BRICS tackle money, oil, critics
DIGAMBERE ESLAMPURE | Collegio Reporter
The fourth annual summit of the five fastest-growing emerging economies in the world (Brazil, Russia, China, India and South Africa) or BRICS, was held on March 29, at the Taj Mahal hotel in New Delhi, India. The theme for the summit was “BRICS partnership for Global Stability, Security and Prosperity.”
The most important proposal to emerge during the meeting was the creation of a new development bank, which they named “South-South Development Bank,” which lends money to BRICS nations in their local currency.
However, creating such a financial institution is not an easy process. For that reason, the countries asked their respective finance ministers to look into the proposal and create a clear road map for the creation of BRICS development bank.
The main reason for this proposal may be the fluctuations in the value of the dollar. The BRICS countries also seem frustrated by American economic policies.
Financial experts speculate that this kind of parallel international financial institution undermines the International Monetary Fund and World Bank. However, the BRICS nations expect that this development bank will not be a competitor to the IMF or the World Bank.
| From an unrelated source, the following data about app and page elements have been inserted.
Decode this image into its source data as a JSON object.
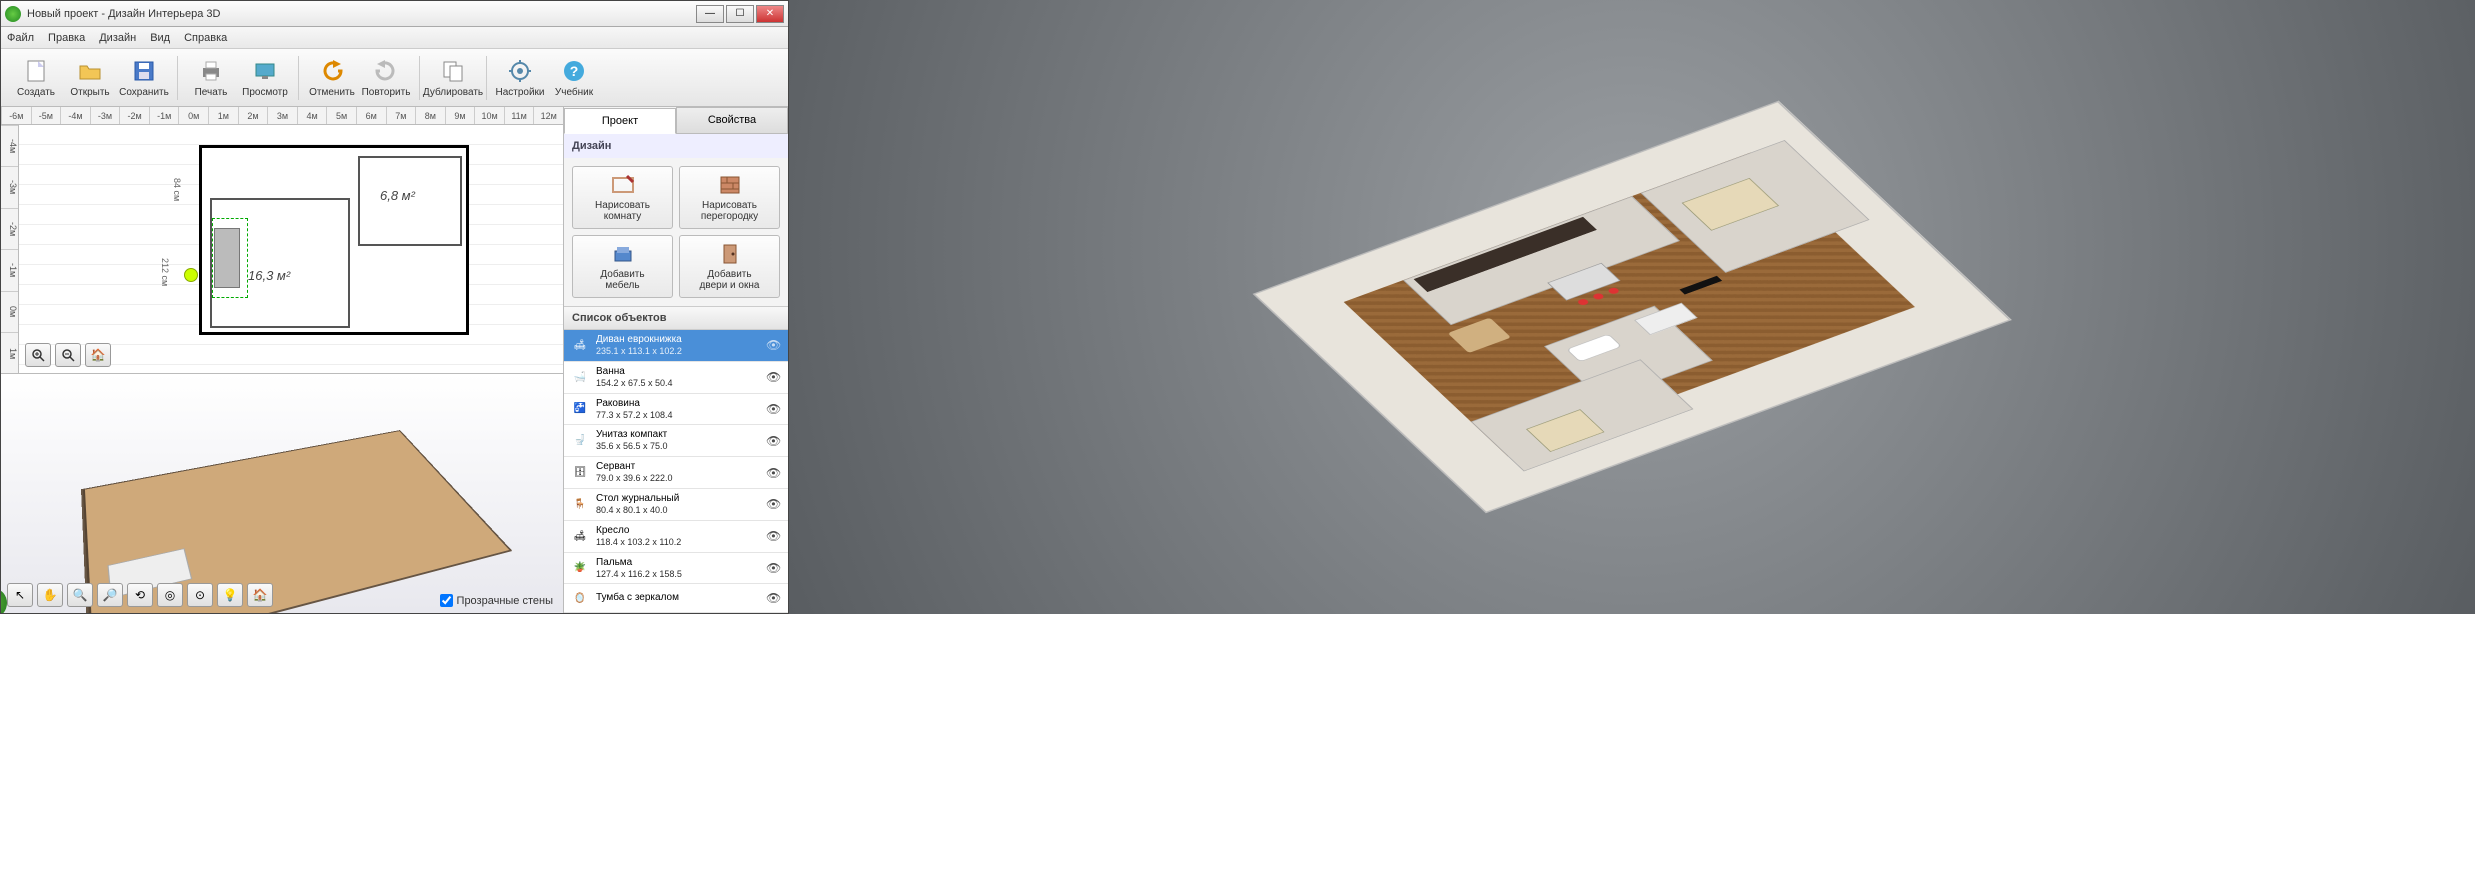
{
  "window": {
    "title": "Новый проект - Дизайн Интерьера 3D"
  },
  "menu": [
    "Файл",
    "Правка",
    "Дизайн",
    "Вид",
    "Справка"
  ],
  "toolbar": [
    {
      "id": "create",
      "label": "Создать"
    },
    {
      "id": "open",
      "label": "Открыть"
    },
    {
      "id": "save",
      "label": "Сохранить"
    },
    {
      "id": "sep"
    },
    {
      "id": "print",
      "label": "Печать"
    },
    {
      "id": "view",
      "label": "Просмотр"
    },
    {
      "id": "sep"
    },
    {
      "id": "undo",
      "label": "Отменить"
    },
    {
      "id": "redo",
      "label": "Повторить"
    },
    {
      "id": "sep"
    },
    {
      "id": "duplicate",
      "label": "Дублировать"
    },
    {
      "id": "sep"
    },
    {
      "id": "settings",
      "label": "Настройки"
    },
    {
      "id": "tutorial",
      "label": "Учебник"
    }
  ],
  "ruler_h": [
    "-6м",
    "-5м",
    "-4м",
    "-3м",
    "-2м",
    "-1м",
    "0м",
    "1м",
    "2м",
    "3м",
    "4м",
    "5м",
    "6м",
    "7м",
    "8м",
    "9м",
    "10м",
    "11м",
    "12м"
  ],
  "ruler_v": [
    "-4м",
    "-3м",
    "-2м",
    "-1м",
    "0м",
    "1м"
  ],
  "plan": {
    "room_a_area": "16,3 м²",
    "room_b_area": "6,8 м²",
    "dim_h": "84 см",
    "dim_v": "212 см"
  },
  "sidepanel": {
    "tabs": {
      "project": "Проект",
      "properties": "Свойства"
    },
    "design_title": "Дизайн",
    "buttons": [
      {
        "id": "draw-room",
        "line1": "Нарисовать",
        "line2": "комнату"
      },
      {
        "id": "draw-partition",
        "line1": "Нарисовать",
        "line2": "перегородку"
      },
      {
        "id": "add-furniture",
        "line1": "Добавить",
        "line2": "мебель"
      },
      {
        "id": "add-doors",
        "line1": "Добавить",
        "line2": "двери и окна"
      }
    ],
    "objects_title": "Список объектов",
    "objects": [
      {
        "name": "Диван еврокнижка",
        "dim": "235.1 x 113.1 x 102.2",
        "active": true
      },
      {
        "name": "Ванна",
        "dim": "154.2 x 67.5 x 50.4"
      },
      {
        "name": "Раковина",
        "dim": "77.3 x 57.2 x 108.4"
      },
      {
        "name": "Унитаз компакт",
        "dim": "35.6 x 56.5 x 75.0"
      },
      {
        "name": "Сервант",
        "dim": "79.0 x 39.6 x 222.0"
      },
      {
        "name": "Стол журнальный",
        "dim": "80.4 x 80.1 x 40.0"
      },
      {
        "name": "Кресло",
        "dim": "118.4 x 103.2 x 110.2"
      },
      {
        "name": "Пальма",
        "dim": "127.4 x 116.2 x 158.5"
      },
      {
        "name": "Тумба с зеркалом",
        "dim": ""
      }
    ]
  },
  "transparent_walls": "Прозрачные стены"
}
This bank will provide money to development projects that fail to get financing from the IMF or World Bank.
BRICS also put forward another key plan, which is promoting their currencies in local trade between these nations. This may replace the dollar, which is the main currency used in trade among these nations.
The meetings also concluded that there is an urgent need to institute reforms in the United Nations. They called for the immediate execution of the 2010 governance and quota reforms proposal before the International Monetary Fund World Bank annual meeting this year.
The BRICS countries also plan to back an alternative candidate for president of the World Bank. The motive behind this proposal appears to be an increase in the representation of the developing nations in international financial institutions. They set this as an agenda for the upcoming G-20 meeting.
The leaders of the five nations also discussed various political, economic and social issues. Another significant proposal they made was a refusal to completely cut trade relations with Iran. The major reason seems to be the dependency of BRICS nations, especially India and China, on Iran for oil. India currently imports about 12 percent of its oil from Iran while China imports 20 percent of its crude oil from Iran. Rising crude oil prices in the international market puts pressure on these emerging nations’ economies.
These nations also discussed the political, economic and humanitarian situation in Syria. BRICS extended their support for the Kofi Annan team approach to re-establish peace and harmony in Syria. However, China and Russia don’t want to change the leadership in Syria while India didn’t take an official position on the issue.
BRICS nations are also planning to invest more in the United Nations Conference on Trade and Development, which plays a vital role in the development of these countries.
At the summit, India and China declared 2012 to be the “India China Friendship Cooperation” year. Both countries have rapidly developing economies and a large population. There have been some political differences between them that they would like to resolve diplomatically. Both nations want to strengthen their bilateral relationships and would like to work together on joint international issues.
Critics of BRICS say these nations are loosely connected. They are from different continents and they have different economic and political systems. Some are democratic and some are communist, so they don’t have much common ground. Most of the time, these nations have different opinions on international issues, so the relationship between these nations is nothing but an acronym.
In order to rebuff the critics, BRICS nations should work together on international issues, and they should maintain their strong relations with the other member nations. They need to bury their differences to maintain the good relationships they have with each other.